A resistance to the flow of heat across the interface between liquid helium and a solid. A temperature difference is required to drive heat from a solid into liquid helium, or vice versa; the temperature discontinuity occurs right at the interface. The Kapitza resistance, discovered by P. L. Kapitza, is defined in the equation below,
In principle, the measured Kapitza resistance should be easily understood. In liquid helium and solids (such as copper), heat is carried by phonons, which are thermal-equilibrium sound waves with frequencies in the gigahertz to terahertz region. The acoustic impedance of helium and solids can differ by up to 1000 times, which means that the phonons mostly reflect at the boundary, like an echo from a cliff face. This property together with the fact that the number of phonons dies away very rapidly at low temperatures means that at about 1 K there are few phonons to carry heat and even fewer get across the interface. The prediction is that the Kapitza resistance at the interface is comparable to the thermal resistance of a 10-m (30-ft) length of copper with the same cross section. See Acoustic impedance, Phonon, Quantum acoustics
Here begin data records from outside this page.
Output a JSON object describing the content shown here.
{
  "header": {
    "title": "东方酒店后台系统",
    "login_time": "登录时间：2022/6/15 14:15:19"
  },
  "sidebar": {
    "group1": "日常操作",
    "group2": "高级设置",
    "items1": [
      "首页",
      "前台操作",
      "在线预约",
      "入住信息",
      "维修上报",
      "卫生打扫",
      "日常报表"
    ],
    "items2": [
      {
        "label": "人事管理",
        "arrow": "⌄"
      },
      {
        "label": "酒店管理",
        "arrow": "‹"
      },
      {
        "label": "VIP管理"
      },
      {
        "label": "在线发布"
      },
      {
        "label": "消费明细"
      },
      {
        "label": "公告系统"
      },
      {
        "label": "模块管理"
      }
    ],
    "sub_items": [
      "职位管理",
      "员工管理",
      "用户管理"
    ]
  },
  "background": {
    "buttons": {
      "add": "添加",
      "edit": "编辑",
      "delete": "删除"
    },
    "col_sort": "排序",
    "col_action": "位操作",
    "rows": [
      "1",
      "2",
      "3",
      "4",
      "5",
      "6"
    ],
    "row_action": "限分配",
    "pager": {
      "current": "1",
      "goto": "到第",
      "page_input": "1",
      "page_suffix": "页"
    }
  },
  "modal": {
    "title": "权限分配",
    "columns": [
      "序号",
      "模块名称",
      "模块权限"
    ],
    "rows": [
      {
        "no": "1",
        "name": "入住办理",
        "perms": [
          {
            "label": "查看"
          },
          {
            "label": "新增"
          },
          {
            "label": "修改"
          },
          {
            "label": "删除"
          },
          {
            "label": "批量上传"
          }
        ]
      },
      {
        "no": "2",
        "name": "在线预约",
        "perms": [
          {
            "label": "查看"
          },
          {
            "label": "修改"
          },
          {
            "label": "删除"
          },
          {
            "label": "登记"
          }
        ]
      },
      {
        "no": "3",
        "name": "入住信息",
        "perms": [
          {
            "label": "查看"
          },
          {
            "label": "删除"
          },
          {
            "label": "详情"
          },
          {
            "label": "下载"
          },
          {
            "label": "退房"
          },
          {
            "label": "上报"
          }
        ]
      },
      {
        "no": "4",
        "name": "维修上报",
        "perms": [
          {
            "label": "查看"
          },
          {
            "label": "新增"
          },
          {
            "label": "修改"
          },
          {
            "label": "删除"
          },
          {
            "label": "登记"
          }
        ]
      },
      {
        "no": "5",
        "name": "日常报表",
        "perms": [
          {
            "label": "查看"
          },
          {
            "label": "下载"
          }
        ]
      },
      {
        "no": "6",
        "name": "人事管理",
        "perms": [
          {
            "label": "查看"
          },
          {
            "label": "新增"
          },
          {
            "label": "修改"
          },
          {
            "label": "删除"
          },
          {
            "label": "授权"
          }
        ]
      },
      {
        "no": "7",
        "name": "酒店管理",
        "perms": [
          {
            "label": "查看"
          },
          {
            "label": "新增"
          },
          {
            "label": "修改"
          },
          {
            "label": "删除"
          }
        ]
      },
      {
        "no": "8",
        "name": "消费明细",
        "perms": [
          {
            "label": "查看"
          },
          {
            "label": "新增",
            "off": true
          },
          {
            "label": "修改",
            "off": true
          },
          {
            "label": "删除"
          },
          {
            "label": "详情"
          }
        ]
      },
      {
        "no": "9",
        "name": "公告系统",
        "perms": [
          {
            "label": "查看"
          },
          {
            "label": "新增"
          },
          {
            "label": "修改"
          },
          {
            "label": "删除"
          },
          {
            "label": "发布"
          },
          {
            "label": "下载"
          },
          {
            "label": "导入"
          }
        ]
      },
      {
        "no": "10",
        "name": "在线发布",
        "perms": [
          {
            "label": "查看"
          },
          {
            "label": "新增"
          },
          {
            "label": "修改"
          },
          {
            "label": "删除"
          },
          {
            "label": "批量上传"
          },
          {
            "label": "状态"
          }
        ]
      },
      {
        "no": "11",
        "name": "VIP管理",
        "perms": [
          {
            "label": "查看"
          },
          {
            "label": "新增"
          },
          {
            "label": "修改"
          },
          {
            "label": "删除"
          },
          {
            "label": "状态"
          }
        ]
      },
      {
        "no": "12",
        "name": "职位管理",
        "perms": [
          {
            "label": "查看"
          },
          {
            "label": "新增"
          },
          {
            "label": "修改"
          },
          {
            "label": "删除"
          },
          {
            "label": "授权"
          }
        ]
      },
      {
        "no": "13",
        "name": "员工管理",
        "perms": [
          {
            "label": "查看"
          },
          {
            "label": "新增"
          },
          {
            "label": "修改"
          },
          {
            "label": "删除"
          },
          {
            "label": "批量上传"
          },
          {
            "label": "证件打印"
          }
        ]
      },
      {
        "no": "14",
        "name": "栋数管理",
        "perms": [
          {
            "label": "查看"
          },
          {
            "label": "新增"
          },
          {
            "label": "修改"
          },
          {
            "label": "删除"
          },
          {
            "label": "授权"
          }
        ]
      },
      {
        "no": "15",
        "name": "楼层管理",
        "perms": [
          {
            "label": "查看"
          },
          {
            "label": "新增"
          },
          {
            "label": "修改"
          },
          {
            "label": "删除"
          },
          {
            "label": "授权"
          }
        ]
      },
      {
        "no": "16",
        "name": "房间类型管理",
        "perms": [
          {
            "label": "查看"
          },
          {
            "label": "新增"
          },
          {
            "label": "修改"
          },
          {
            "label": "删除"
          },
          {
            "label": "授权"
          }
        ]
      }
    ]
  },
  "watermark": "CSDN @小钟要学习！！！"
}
The reality is that above 0.1 K and below 0.01 K (10 mK) more heat is driven by a temperature difference than is predicted. Above 0.1 K this is now understood to be a result of imperfections such as defects and impurities at the interface, which scatter the phonons and allow greater transmission. See Crystal defects
The enormous interest in ultralow-temperature (below 10 mK) research generated by the invention of the dilution refrigerator and the discovery of superfluidity in liquid helium-3 (3He) below 0.9 mK also regenerated interest in Kapitza resistance, because heat exchange between liquid helium and solids was important for both the dilution refrigerator and superfluidity research. An ingenious technique was invented to overcome the enormous Kapitza resistance at 1 mK: The solid is powdered, and the powder is packed and sintered to a spongelike structure to enhance the surface area. In this way a 1-cm3 (0.06-in.3) chamber can contain up to 1 m2 (10 ft2) of interface area between the solid and the liquid helium.
It was found that at 1 mK the Kapitza resistance is 100 times smaller than predicted by the phonon model. There have been two explanations for the anomaly, and probably both are relevant. One is that energy is transferred by magnetic coupling between the magnetic 3He atoms and magnetic impurities in the solid or at the surface of the solid; the other is that the spongelike structure has quite different, and many more, phonons than a bulk solid and that these can transfer heat directly to the 3He atoms. Whatever its cause, this anomaly has had a major impact on ultralow-temperature physics. See Adiabatic demagnetization, Liquid helium, Low-temperature physics, Superfluidity